frequently during recorded history, all in an effort to align with the solar year to be consistent with the time the Earth
orbits around the Sun. The calendar evolved from eight, ten, or twelve months with intercalary months, mainly February used
for adjustment. The beginning of the year (and sometimes the calendar proper) corresponded to various methods ---- significant
events; start of a war, beginning of a reign, just to enumerate a few. Months were sub-divided by Kalends, first day of the
month. Nones traditionally the day of the half moon, either day 5 or 7, and Ides, traditionally the day of the full moon,
either day 13 or 15.
The correct current date was so confused that he years at the
beginning of the Julius Caesar reign were deemed “the years of confusion” until the emperor decreed a year (46
B. C.) of 445 days in length to “correct” the previous errors.
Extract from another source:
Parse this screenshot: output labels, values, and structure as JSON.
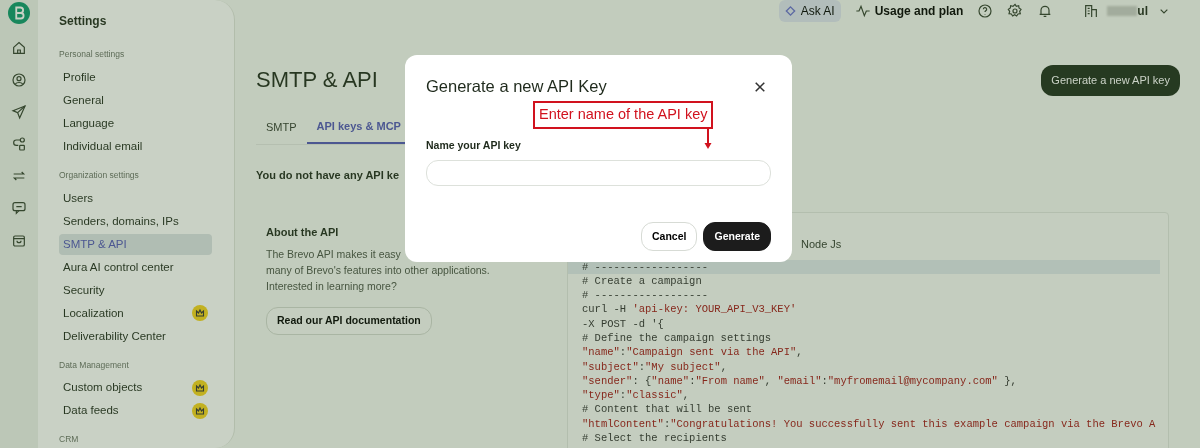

This was the provenance of the Julian calendar
when in 1582 Pope Gregory XIII promulgated the Gregorian calendar, which was soon adopted by most Catholic countries. The
Protestant countries followed later, and the countries of Eastern Europe even later. The British Empire (Great Britain, territories,
colonies including USA) finally adopted the “new format” in 1752 by removing 11 days (Wednesday, 3 September –
Thursday, 13 September) from the calendar.
The removal of the 11 days from the calendar
was not seamless. There were riots and other public outrage demanding “Give us our eleven days back!” All
previous date references were not adjusted, simply ignored. A noteworthy exception was George Washington’s birthday.
Washington was born on February 11, 1731 (Old Style) and February 22, 1732 (New Style). He did not celebrate February 22nd
as his birthday until later in life. Note: The official designation for this holiday is Washington’s Birthday not Presidents
Day. For those who dreaded the Millennium --- your fears were unfounded because the Christianity based calendar despite all
of the adjustments is still several years in arrears, meaning the Millennium had already occurred before 2000.
April 1st was New Years Day in France in 1582 (March 25th, Annunciation Day was New Years Day
in the U. K.) ---by the way, a forthcoming Happy New Year. The ancients believed and probably rightfully so, that the year
began with the first day of Spring; calendars were based on lunar cycles. There are several explanations for the origin of
April Fools' Day, but here is the most plausible one. In 1582, Pope Gregory declared the adoption of his Gregorian calendar
to replace the Julian calendar and New Year's Day was officially changed to January 1st. It took awhile
for everyone in France to hear the news of this major change and others obstinately refused to accept the new calendar, so
a lot of people continued to celebrate New Year's Day on the first of April - earning them the name "April fools."
The April fools were subjected to ridicule and practical jokes and the tradition was born. The butts of these pranks were
first called poisson d'avril fish" because a young naive fish is easily caught. A common practice was to hook a paper
fish on the back of someone as a joke. This evolved over time and a custom of prank-playing continues on the first day of